“Fibrinogen is a “positive” acute-phase protein, i.e. its blood levels rise in response to systemic inflammation, tissue injury, and certain other events. It is also elevated in various cancers. Elevated levels of fibrinogen in inflammation, as well as cancer and other conditions, have been suggested to be the cause of thrombosis and vascular injury that accompanies these conditions…”
“Background– The advancements in cancer treatment and detection of early cancer have resulted in a steady increase of cancer survivors over the years. However, due to long-term toxic effects of chemotherapy and radiotherapy, the incidence of cardiovascular disease (CVD) is increasing in survivors…
Results– In multivariable regression models, history of cancer was, independently of CVRFs and CVD, associated with higher fibrinogen concentration, vWf activity, and antithrombin activity. Cancer survivors with CVD showed particularly higher vWf activity compared to individuals with CVD without cancer history with the difference of the means. The multivariate Cox-regression analysis confirmed that a long-term history of cancer is independent of CVRFs associated with a 73% higher mortality. Increased mortality in cancer survivors was dependent on fibrinogen concentration and vWf activity level.
Conclusion- Cancer survivors showed a worse inflammation and coagulation profile compared to individuals without a history of (multiple myeloma) cancer. Overall mortality in long-term cancer survivors was increased independently of traditional CVRFs. These results underline the need to further investigate plasma biomarkers as complementary cardiovascular risk predictors in cancer survivors.”
“Cancer history has an important effect on mortality independent of cardiovascular (CV) risk factors...

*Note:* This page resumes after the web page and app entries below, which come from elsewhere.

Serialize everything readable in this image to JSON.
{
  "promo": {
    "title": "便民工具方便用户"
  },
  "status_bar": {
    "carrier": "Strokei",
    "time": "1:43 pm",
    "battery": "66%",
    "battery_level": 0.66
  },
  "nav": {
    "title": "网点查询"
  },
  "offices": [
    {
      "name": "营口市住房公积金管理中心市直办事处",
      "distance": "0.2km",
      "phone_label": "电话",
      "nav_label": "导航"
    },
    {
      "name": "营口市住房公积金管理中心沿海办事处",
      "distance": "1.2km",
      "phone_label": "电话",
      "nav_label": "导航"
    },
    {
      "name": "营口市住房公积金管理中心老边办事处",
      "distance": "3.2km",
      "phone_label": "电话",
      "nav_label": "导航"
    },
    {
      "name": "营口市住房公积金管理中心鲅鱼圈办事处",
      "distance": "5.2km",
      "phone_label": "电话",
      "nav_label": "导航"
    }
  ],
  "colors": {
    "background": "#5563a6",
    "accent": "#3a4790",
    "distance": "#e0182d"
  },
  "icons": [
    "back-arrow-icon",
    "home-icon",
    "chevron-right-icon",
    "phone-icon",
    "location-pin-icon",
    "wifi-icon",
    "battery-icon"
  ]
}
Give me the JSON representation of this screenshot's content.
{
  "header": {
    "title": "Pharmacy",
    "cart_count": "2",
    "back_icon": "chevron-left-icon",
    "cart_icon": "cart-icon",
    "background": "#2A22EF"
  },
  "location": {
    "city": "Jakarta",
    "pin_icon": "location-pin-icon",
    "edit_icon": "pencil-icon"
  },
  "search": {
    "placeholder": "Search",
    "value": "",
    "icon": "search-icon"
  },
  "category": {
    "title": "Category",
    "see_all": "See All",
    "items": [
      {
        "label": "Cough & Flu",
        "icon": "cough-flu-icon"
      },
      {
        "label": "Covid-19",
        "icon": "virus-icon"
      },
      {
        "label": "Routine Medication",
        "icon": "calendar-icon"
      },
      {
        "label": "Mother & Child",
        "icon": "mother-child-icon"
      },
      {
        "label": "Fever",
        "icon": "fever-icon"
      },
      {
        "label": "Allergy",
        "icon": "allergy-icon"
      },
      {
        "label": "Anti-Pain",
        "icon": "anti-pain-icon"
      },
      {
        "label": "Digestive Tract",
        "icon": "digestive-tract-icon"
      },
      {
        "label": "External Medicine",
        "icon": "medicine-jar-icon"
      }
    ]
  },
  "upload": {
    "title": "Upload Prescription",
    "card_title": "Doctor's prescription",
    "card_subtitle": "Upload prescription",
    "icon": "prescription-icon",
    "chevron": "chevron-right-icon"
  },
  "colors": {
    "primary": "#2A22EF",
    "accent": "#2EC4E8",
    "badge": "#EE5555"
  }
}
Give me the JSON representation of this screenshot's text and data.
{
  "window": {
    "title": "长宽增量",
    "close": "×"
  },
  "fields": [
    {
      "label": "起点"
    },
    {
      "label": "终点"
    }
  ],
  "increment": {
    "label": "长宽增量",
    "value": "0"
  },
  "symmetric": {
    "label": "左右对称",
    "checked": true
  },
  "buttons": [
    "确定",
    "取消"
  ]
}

Marina Panova-Noeva, MD, Ph.D., from Johannes Gutenberg-University Mainz in Germany, and colleagues investigated traditional CV risk factors, including inflammation and coagulation profiles, in 723 long-term cancer survivors (cancer diagnosis of at least 5 years) and 13,626 individuals without a history of cancer.
The researchers found that history of cancer was associated with higher fibrinogen concentration, von Willebrand factor (vWf), and antithrombin activity, independent of CV risk factors and CVD. Compared with individuals with CVD without a cancer history, cancer survivors with CVD showed particularly high vWf activity. A long-term history of cancer is associated with 73% higher mortality, independent of CV risk factors. Cancer survivors’ increased mortality was dependent on fibrinogen concentration and vWf activity level.”